§ **Task brief**
Write out the material below exactly, with no line missing.

----

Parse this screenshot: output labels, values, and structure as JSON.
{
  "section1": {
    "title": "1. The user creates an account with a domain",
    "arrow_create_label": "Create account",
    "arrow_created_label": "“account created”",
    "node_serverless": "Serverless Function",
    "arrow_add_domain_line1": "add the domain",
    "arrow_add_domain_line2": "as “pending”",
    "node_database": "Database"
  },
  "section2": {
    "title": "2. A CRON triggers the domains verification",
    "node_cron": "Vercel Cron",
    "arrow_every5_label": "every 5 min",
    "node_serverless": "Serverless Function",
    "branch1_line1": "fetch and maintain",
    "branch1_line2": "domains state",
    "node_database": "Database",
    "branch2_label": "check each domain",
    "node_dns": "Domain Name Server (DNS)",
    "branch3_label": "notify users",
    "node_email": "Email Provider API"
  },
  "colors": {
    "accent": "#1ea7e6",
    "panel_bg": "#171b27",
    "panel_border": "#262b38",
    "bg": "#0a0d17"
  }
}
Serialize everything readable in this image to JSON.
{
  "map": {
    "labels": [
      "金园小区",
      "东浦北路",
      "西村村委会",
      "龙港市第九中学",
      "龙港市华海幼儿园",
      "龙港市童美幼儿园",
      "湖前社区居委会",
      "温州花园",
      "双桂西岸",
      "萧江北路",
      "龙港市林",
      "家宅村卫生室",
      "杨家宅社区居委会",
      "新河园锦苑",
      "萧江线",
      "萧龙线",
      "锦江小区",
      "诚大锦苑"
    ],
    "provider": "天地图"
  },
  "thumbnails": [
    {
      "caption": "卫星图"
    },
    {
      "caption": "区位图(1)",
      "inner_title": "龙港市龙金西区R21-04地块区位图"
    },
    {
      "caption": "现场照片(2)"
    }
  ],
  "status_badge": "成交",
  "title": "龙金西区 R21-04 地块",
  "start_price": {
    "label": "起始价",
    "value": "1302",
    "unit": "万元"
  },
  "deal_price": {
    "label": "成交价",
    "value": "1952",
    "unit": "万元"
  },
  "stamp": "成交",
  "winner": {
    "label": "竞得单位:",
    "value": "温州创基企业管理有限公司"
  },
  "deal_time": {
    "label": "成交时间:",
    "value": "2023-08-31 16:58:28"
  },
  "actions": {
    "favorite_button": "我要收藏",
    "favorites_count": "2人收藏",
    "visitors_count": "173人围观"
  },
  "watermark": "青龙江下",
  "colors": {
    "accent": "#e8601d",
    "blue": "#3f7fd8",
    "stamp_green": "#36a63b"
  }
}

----

§ **Worked solution**
Parse this screenshot: output labels, values, and structure as JSON.
{
  "section1": {
    "title": "1. The user creates an account with a domain",
    "arrow_create_label": "Create account",
    "arrow_created_label": "“account created”",
    "node_serverless": "Serverless Function",
    "arrow_add_domain_line1": "add the domain",
    "arrow_add_domain_line2": "as “pending”",
    "node_database": "Database"
  },
  "section2": {
    "title": "2. A CRON triggers the domains verification",
    "node_cron": "Vercel Cron",
    "arrow_every5_label": "every 5 min",
    "node_serverless": "Serverless Function",
    "branch1_line1": "fetch and maintain",
    "branch1_line2": "domains state",
    "node_database": "Database",
    "branch2_label": "check each domain",
    "node_dns": "Domain Name Server (DNS)",
    "branch3_label": "notify users",
    "node_email": "Email Provider API"
  },
  "colors": {
    "accent": "#1ea7e6",
    "panel_bg": "#171b27",
    "panel_border": "#262b38",
    "bg": "#0a0d17"
  }
}
Serialize everything readable in this image to JSON.
{
  "map": {
    "labels": [
      "金园小区",
      "东浦北路",
      "西村村委会",
      "龙港市第九中学",
      "龙港市华海幼儿园",
      "龙港市童美幼儿园",
      "湖前社区居委会",
      "温州花园",
      "双桂西岸",
      "萧江北路",
      "龙港市林",
      "家宅村卫生室",
      "杨家宅社区居委会",
      "新河园锦苑",
      "萧江线",
      "萧龙线",
      "锦江小区",
      "诚大锦苑"
    ],
    "provider": "天地图"
  },
  "thumbnails": [
    {
      "caption": "卫星图"
    },
    {
      "caption": "区位图(1)",
      "inner_title": "龙港市龙金西区R21-04地块区位图"
    },
    {
      "caption": "现场照片(2)"
    }
  ],
  "status_badge": "成交",
  "title": "龙金西区 R21-04 地块",
  "start_price": {
    "label": "起始价",
    "value": "1302",
    "unit": "万元"
  },
  "deal_price": {
    "label": "成交价",
    "value": "1952",
    "unit": "万元"
  },
  "stamp": "成交",
  "winner": {
    "label": "竞得单位:",
    "value": "温州创基企业管理有限公司"
  },
  "deal_time": {
    "label": "成交时间:",
    "value": "2023-08-31 16:58:28"
  },
  "actions": {
    "favorite_button": "我要收藏",
    "favorites_count": "2人收藏",
    "visitors_count": "173人围观"
  },
  "watermark": "青龙江下",
  "colors": {
    "accent": "#e8601d",
    "blue": "#3f7fd8",
    "stamp_green": "#36a63b"
  }
}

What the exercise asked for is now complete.